The Texas Chainsaw Massacre 2 was plagued with issues during its creation – money to make the film ebbed and flowed with the fortunes of producers Golan and Globus of Cannon Films (a low-budget studio that’s the subject of the entertaining documentary Electric Boogaloo: The Wild, Untold Story of Cannon Films). Hooper delivered a film he figured was in line with the violence quotient of the day but was slapped with an X by the ratings board, choosing to release the film unrated which lead to its distribution being severely hampered in the process. So in the same year that the utterly mediocre Jason Lives: Friday the 13th Part VI managed to draw nearly 20 million out of the pockets of filmgoers, this one – with intelligent (if not exactly artistic) ambitions – barely scraped out enough to make its budget back and make a few extra bucks. Dennis Hopper – right then in the middle of a run of films that included an Academy Award nomination for Hoosiers and other honors for his role in Blue Velvet – is alleged to have said that this was the worst film he’d ever been in. By contrast, Bill Moseley, who had the role of Leatherface’s brother Chop-Top, has named the role as his favorite of his own.
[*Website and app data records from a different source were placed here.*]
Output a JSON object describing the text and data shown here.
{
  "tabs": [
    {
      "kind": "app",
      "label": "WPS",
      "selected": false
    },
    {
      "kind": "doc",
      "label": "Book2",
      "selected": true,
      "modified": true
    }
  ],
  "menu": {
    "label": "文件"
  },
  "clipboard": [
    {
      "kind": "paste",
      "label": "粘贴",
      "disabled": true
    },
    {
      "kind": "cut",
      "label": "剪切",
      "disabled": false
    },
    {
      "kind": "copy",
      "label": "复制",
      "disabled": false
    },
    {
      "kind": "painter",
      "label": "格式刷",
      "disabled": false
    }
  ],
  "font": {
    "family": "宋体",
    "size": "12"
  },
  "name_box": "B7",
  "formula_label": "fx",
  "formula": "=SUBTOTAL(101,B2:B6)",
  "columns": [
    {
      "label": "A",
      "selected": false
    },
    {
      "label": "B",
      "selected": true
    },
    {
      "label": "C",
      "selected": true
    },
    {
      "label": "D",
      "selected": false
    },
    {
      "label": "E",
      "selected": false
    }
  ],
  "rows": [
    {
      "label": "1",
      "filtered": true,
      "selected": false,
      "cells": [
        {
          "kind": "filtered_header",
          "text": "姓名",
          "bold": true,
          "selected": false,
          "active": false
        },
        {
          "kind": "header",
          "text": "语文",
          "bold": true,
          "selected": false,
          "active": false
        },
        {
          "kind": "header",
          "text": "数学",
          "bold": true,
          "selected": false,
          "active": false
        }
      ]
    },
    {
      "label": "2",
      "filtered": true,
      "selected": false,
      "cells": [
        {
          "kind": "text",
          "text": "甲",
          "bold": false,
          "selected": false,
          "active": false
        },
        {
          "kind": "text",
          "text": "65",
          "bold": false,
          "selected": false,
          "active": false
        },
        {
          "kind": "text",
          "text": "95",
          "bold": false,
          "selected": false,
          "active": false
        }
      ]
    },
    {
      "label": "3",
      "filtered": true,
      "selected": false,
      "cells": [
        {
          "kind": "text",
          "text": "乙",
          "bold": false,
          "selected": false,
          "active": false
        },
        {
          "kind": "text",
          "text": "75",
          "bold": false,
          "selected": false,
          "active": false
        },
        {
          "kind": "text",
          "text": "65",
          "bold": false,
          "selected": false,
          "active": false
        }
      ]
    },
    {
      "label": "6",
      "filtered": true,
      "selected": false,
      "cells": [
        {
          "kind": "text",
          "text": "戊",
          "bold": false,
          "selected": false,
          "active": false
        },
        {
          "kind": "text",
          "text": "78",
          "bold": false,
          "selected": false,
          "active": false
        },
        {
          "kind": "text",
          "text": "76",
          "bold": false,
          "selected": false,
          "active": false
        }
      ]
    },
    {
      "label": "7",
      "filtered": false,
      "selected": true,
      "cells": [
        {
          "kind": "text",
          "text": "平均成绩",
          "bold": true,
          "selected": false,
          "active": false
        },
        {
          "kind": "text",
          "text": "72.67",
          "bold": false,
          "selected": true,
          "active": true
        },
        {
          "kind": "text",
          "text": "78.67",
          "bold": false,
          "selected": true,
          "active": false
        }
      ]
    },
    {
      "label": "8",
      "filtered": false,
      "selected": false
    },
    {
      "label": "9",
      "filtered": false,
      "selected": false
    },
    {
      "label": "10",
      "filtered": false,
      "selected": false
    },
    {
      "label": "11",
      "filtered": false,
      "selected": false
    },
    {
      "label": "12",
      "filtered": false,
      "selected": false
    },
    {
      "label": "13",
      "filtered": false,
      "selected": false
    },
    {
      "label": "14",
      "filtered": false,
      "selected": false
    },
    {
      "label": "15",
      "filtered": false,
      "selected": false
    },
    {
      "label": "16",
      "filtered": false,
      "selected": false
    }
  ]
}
I’m definitely in Moseley’s camp – not only does he turn in a truly effective performance, the film as a whole finds the perfect pitch of dark humor and nightmarish terror and stands as one of the highlights of 1980s horror/comedies.
- Patrick Brown